A Bit of Nature in the City and a Bonus DIY
Even though we live in the middle of Manhattan, there is usually enough nature around that it does not feel oppressive.
The beautiful church around the corner has the feel of a country church. Actually, it was built as a vacation church for church members who vacationed uptown in the late 1800’s. Yes, my neighborhood used to be a resort community.
Continuing on the same nature in the city theme, my husband went for a walk in Riverside Park late in the afternoon.
Looking uptown, you get the iconic view of the George Washington bridge.
I like that the Hudson always smells a bit like the ocean. That ocean smell always make me feel like I’m home. I grew up hearing fog horns at night.
The community garden was in full late summer blowsy bloom.
Before the real-estate boom, our neighborhood was dotted with community gardens. They have mostly all been turned into condos. This garden in Riverside Park is one of the last ones left.
I just loved the late afternoon light glowing through the flowers.
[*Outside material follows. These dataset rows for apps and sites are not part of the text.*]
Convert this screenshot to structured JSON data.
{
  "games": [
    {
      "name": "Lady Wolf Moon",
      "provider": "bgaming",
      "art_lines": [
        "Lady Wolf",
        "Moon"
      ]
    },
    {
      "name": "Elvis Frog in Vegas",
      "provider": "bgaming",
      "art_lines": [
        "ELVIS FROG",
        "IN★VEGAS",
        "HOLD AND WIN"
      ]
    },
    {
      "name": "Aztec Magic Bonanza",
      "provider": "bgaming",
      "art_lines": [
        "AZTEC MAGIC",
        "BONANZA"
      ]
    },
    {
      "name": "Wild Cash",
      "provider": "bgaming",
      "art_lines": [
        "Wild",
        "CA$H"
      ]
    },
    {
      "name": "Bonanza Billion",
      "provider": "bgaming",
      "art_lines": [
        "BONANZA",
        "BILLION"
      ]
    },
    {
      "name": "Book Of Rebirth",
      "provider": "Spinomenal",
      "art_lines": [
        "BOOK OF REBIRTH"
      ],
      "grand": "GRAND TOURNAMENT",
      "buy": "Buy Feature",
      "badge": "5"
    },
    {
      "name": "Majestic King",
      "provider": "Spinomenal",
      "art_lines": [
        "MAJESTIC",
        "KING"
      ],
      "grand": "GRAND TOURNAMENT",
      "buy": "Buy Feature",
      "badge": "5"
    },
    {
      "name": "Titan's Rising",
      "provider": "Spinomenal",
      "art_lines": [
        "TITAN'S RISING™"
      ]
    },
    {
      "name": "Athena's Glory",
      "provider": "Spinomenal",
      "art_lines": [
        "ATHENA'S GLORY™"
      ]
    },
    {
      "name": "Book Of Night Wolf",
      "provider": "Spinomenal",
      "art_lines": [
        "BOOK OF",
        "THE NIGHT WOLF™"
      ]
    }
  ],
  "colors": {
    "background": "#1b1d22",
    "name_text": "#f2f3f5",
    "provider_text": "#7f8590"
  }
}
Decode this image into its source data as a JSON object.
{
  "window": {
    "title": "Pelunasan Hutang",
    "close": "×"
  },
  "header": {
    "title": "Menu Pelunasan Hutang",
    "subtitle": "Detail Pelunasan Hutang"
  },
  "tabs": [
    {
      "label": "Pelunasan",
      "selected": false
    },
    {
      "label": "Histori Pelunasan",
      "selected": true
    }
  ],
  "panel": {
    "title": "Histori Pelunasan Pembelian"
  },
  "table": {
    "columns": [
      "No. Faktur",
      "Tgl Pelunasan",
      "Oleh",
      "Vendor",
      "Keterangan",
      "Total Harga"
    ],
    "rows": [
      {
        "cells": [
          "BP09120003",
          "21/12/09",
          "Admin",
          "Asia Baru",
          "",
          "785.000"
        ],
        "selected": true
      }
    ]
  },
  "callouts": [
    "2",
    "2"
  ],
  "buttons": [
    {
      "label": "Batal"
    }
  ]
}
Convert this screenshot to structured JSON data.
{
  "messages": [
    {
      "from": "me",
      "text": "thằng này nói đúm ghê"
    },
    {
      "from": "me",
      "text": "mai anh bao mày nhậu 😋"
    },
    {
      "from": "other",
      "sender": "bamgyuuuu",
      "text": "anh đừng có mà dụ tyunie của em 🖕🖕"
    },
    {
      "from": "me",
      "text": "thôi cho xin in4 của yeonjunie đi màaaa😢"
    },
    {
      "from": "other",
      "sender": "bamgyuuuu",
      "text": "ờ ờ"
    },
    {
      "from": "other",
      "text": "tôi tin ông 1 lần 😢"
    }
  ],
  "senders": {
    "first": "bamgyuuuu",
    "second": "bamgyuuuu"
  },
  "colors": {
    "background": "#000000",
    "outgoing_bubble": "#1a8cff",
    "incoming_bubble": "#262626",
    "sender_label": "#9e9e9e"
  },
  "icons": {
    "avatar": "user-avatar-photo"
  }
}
When my husband and I first started going out he used to talk about how much he loved late afternoon light. he really has convinced me about the beauty of golden afternoon light.
I don’t know if this photo captures the crazy proportions of this flower. it looks like a stage prop from the Wizard of Oz.
On our way out of the park we caught a bit of this performance of Shakespeare at the Soldier’s and Sailor’s Memorial.
And now for the DIY hand lotion. If I were a cleverer writer there would be an elegant transition. Instead, you get a clunky transition but a good recipe.
Because I work with fabric, I need to keep my hands smooth. If my hands are dry then I snag fabric as I work with it. Also dealing with fabric tends to pull moisture from your hands.
Every few months, I make myself some strong hand crème.
This is what goes into it.
The Shea butter is soft and a little greasy. You need to pair it with a fat with a much lower melting point. Cocoa butter melts at body temperature. It smells like chocolate but it is hard to apply when it isn’t hot out. It’s about as hard as paraffin.
I put a bunch of each into a Pyrex measuring cup and heat it up in the microwave for a minute.
After a minute in the microwave it looks like this, I break up the lumps and let the magic of heat retention do the rest of the melting job.
You can see the specialized tool I used for stirring, a butter knife.
Then I add essential oils to the mix. This is what I used. The result smells a little like an old timey scent they might sell in the gift shop of a Colonial reenactment tourist attraction. You don’t have to use the oils I used.
I poured the result into a variety of tins and set them into the freezer to set.
Here is a completed tin of hand crème.